INPUT DATA
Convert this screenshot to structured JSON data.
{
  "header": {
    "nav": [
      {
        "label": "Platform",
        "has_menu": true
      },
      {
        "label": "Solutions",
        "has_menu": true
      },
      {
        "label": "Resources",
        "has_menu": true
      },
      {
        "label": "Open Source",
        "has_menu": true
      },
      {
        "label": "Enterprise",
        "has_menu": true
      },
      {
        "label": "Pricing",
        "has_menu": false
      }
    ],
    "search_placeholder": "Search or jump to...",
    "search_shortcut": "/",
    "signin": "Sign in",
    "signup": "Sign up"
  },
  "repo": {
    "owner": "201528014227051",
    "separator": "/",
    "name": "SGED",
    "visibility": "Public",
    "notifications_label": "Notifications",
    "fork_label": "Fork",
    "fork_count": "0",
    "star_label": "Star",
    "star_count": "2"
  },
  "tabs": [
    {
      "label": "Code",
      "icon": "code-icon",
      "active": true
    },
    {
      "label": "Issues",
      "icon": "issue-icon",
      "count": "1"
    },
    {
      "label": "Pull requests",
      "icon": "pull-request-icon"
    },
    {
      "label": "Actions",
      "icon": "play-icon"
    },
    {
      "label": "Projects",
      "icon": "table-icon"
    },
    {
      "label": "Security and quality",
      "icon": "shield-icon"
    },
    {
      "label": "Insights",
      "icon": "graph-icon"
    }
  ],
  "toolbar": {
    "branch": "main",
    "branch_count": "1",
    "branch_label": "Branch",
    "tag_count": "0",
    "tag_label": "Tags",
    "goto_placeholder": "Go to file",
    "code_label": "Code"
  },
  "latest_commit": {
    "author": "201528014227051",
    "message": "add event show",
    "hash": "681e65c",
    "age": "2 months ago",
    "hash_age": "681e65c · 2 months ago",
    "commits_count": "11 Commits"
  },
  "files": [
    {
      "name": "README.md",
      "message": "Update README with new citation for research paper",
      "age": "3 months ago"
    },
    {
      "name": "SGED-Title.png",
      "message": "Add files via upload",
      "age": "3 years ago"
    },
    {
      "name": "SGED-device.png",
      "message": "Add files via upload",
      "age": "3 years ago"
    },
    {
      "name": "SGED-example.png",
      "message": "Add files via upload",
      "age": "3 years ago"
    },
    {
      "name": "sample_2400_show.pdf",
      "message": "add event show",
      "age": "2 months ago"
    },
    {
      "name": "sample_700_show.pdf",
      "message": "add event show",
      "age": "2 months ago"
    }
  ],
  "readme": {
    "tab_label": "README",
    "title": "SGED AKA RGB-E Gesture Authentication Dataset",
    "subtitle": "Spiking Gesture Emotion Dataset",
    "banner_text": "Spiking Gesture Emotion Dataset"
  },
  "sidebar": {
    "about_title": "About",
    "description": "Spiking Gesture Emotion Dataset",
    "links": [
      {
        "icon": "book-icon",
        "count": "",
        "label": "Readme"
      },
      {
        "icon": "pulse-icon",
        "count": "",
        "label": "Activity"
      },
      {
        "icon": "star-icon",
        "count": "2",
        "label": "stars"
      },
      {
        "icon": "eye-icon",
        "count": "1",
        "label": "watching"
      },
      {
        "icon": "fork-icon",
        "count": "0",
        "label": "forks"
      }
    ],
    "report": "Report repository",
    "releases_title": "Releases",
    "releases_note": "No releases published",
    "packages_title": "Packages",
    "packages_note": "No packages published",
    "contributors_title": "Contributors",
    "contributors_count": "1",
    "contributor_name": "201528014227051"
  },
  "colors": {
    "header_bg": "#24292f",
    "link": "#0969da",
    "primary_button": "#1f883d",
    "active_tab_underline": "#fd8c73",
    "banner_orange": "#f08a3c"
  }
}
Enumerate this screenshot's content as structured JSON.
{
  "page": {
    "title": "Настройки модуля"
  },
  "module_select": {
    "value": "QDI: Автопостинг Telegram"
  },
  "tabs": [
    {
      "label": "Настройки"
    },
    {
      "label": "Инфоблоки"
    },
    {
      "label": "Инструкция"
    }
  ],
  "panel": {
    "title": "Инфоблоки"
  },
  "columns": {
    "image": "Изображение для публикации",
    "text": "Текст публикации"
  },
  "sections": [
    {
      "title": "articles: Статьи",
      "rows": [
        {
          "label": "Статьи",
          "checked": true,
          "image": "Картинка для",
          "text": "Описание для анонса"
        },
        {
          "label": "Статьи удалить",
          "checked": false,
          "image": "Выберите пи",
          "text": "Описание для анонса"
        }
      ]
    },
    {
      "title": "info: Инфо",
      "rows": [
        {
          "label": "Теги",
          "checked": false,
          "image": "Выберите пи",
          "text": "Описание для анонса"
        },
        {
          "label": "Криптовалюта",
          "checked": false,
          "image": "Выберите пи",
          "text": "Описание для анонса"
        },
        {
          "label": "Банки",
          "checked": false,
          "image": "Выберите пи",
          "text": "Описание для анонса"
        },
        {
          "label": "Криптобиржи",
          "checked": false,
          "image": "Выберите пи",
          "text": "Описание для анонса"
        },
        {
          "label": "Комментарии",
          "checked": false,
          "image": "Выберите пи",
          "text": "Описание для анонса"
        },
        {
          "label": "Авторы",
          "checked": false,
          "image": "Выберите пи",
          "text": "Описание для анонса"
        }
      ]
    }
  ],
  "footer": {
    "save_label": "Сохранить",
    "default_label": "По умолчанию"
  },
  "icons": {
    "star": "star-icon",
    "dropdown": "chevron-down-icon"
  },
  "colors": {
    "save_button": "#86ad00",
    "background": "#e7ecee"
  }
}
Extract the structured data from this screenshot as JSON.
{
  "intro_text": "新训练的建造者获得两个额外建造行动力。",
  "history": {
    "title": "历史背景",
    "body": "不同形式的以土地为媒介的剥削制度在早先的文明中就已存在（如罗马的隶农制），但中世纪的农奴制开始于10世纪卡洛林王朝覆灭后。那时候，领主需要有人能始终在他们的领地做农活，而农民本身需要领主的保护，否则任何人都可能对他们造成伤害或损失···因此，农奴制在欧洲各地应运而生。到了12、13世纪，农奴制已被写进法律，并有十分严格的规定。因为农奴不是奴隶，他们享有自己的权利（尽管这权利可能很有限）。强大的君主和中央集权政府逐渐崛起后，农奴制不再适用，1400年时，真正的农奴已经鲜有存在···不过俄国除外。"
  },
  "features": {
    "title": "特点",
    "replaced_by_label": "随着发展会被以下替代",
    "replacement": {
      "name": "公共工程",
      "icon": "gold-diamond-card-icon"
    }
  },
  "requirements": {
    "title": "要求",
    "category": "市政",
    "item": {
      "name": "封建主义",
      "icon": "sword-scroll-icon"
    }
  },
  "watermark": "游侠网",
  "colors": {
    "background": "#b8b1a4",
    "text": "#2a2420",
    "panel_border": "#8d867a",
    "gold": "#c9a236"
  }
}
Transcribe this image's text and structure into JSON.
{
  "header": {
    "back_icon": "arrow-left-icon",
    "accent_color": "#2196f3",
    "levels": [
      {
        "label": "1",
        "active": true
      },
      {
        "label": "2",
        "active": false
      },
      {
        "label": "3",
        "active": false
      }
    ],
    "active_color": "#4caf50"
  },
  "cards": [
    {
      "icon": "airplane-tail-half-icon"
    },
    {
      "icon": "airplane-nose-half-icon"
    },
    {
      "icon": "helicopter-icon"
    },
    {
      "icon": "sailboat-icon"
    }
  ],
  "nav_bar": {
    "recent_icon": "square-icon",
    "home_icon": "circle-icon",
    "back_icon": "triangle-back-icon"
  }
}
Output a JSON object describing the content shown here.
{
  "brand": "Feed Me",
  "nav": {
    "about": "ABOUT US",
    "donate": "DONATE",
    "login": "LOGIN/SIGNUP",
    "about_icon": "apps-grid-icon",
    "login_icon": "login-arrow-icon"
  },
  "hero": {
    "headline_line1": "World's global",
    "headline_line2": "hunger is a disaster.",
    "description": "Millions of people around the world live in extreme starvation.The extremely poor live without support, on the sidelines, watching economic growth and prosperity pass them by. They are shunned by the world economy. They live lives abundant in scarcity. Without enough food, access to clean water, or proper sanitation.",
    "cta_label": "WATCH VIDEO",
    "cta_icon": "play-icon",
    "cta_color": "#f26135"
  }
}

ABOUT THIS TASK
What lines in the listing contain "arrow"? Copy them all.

YOUR RESPONSE
    "back_icon": "arrow-left-icon",
    "login_icon": "login-arrow-icon"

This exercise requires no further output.